this was a cute, but also exciting and sometimes graphic novel based on a fairy tale by the grimm brothers. it stuck with the original story like buttthis was a cute, but also exciting and sometimes graphic novel based on a fairy tale by the grimm brothers. it stuck with the original story like butter sticks to toast down to placing the fake princess into a barrel studed with sharp nails stark naked and dragged along the streets of the city with two white horses. those grimm brothers... but anyway, shannon did a superb job of turning the semi-boring fairy tale into a captivating novel with beautiful scenes, descriptive language, and the creative premises of people-speak, animal-speak, and nature speak. sounds a little dorky out of context, but very magical within the story. lots of her language made the book seem poetic, even musical, and she endlessly emphasized the protagonist's weakness throughout the book, making victory all the sweeter when she finally overcame it. even though it's a children's novel, there was still excitement enough with all the escaping, fighting, and scheming to regain the throne to make me mad at my mom when she interrupted me during the climax of the novel....more
I think I've pretty much concluded that this is my favorite novel of all time. I feel slightly blasphemous for saying so, but I must say that having rI think I've pretty much concluded that this is my favorite novel of all time. I feel slightly blasphemous for saying so, but I must say that having read this before any of Lewis' works and once again after I've read a good amount has greatly helped me understand where he's coming from. The myth of Cupid and Psyche also happens to be my favorite myth, and I love how Lewis maintains the pagan feel of the story while still speaking his own voice through Orual's words. I can almost feel his own struggle with the tangibility of the gods in the same way that Orual finds them frustrating and confusing. The book speaks on so many different things with such depth and wisdom that I think this book will never get old. It's definitely one of those that I will be able to read over and over again. ...more
I think this is one of the best "Christian" books that I've ever read. Gary doesn't rely on sensationalism or the ups and downs of our frail and vacilI think this is one of the best "Christian" books that I've ever read. Gary doesn't rely on sensationalism or the ups and downs of our frail and vacillating emotions like some other writers do. Instead, he relies on the brute force of undiluted truth. There's a lot of repetition in the book, but not for lack of creativity. Instead, Gary uses this repetitive factor to really drill in certain facts and skills and how to apply them to different situation. I personally like this because he instills a sense of hope, that the problem of injustice is not so big that NOTHING can be done; indeed, SOMETHING can be done, and a good amount of it can be accomplished through the development and refinement of these key skills and perspectives.
Sometimes with books that address injustice or problems such as human trafficking, bonded slavery, and child soldiers, authors tend to write about the problem as it exists, the reason why it sucks, and/or phenomenal heroes who had amazing resources and insight who go into these areas and battle these injustices with such force that the common person can only gaze upon these stories and wish we were just as wonderfully skilled.
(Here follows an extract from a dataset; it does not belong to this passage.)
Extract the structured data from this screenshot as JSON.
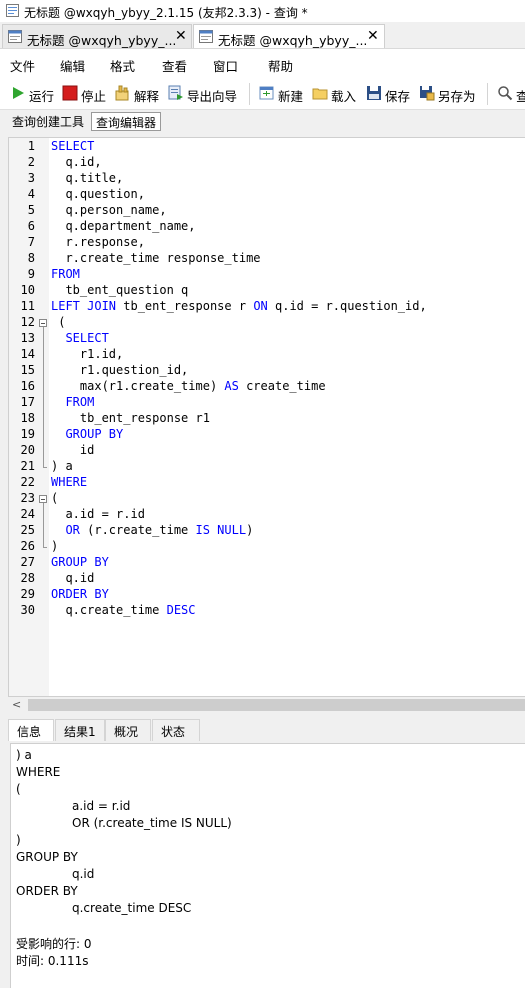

Gary, however, emphasizes the fact that we in the church ALL have a role in fighting injustice, and he also repeatedly tells us that no task or role is worth any less than another in the eyes of God. Overall, a much better "Christian" read than I've had in a long time, with just the right mix of theology and practicality....more
Never has the word "legacy" felt more fitting than in describing the sum of this book. Randy Pausch brings a childlike attitude to discuss his childhoNever has the word "legacy" felt more fitting than in describing the sum of this book. Randy Pausch brings a childlike attitude to discuss his childhood dreams, all the while leaving an immortal legacy for his 18-month-old daughter and 3-year-old and 6-year-old sons to cherish for years to come. Though pancreatic will indefinitely take his body, his spirit will undeniably live on through this collection of short stories and lessons.
Even though the words were not from a writer's hands, they are from a mind that has had experience making observations and deductions from mankind, as so many of my favorite authors had. Though the copy I just finished today was borrowed from the library, I will definitely go buy this book when I have the chance to....more